USA, 1962. Hal Wallis Productions. Story by Allan Weiss, Screenplay by Edward Anhalt, Allan Weiss. Cinematography by Loyal Griggs. Produced by Hal B. Wallis. Music by Joseph J. Lilley. Production Design by Hal Pereira, Walter H. Tyler. Costume Design by Edith Head. Film Editing by Stanley E. Johnson. Golden Globe Awards 1962.

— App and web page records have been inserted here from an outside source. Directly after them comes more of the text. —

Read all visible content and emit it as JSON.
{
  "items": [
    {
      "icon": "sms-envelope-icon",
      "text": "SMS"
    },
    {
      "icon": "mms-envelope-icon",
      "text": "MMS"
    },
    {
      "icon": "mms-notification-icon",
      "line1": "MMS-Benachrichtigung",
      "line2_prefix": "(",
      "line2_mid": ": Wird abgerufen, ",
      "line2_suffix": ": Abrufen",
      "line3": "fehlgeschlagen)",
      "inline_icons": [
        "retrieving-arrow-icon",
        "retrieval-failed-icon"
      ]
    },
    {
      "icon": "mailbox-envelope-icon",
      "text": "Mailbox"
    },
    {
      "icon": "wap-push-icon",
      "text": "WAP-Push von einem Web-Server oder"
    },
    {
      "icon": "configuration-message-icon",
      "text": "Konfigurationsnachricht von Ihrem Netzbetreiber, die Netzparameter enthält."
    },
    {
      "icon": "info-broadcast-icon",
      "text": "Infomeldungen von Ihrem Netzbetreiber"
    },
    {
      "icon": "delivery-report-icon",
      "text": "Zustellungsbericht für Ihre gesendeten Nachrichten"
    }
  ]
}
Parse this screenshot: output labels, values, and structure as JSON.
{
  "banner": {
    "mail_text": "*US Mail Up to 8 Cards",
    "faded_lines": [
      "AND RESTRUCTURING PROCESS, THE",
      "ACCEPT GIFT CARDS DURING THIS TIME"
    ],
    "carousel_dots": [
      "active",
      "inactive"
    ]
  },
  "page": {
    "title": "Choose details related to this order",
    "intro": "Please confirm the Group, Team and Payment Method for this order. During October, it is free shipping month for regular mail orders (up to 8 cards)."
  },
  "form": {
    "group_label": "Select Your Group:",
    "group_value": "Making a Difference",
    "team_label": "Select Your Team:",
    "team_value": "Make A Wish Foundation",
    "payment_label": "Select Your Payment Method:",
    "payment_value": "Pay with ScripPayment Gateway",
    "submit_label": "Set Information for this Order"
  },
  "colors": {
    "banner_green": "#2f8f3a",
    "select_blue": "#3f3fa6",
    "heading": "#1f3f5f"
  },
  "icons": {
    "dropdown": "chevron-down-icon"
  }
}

The producers of this film seem to be slightly aware that acting wasn’t exactly Elvis’ strong suit: every possible opportunity to start another song is crammed into the running time of this mostly enjoyable fluff. The King of Rock ‘N’ Roll plays a fishing boat captain whose father lost his vessel to a new owner years ago thanks to money troubles. Presley now works for the new owners, a loving couple who treat him like a son, and hopes to someday buy the boat back for himself. When one of his bosses has to move to a dryer climate for her health, however, Presley is not ready to assume ownership and must become the employee of the new owner, a big-shot industrialist who is also his romantic rival for the affections of a prissy heiress (Laurel Goodwin), who loves our hero for his heart. Presley decides to supplement his income by plying his singing talents at a local nightclub, placing himself in the centre of Goodwin and the bitter, dangerous siren who sings at the club with him (Stella Stevens). The plot is thoroughly pedestrian, but everyone puts their back into it and the songs are as tuneful as the settings are colourful. By the time Presley and Goodwin are stomping around her living room to the beat of a tango song, you’ll know you’ve entered kitsch heaven.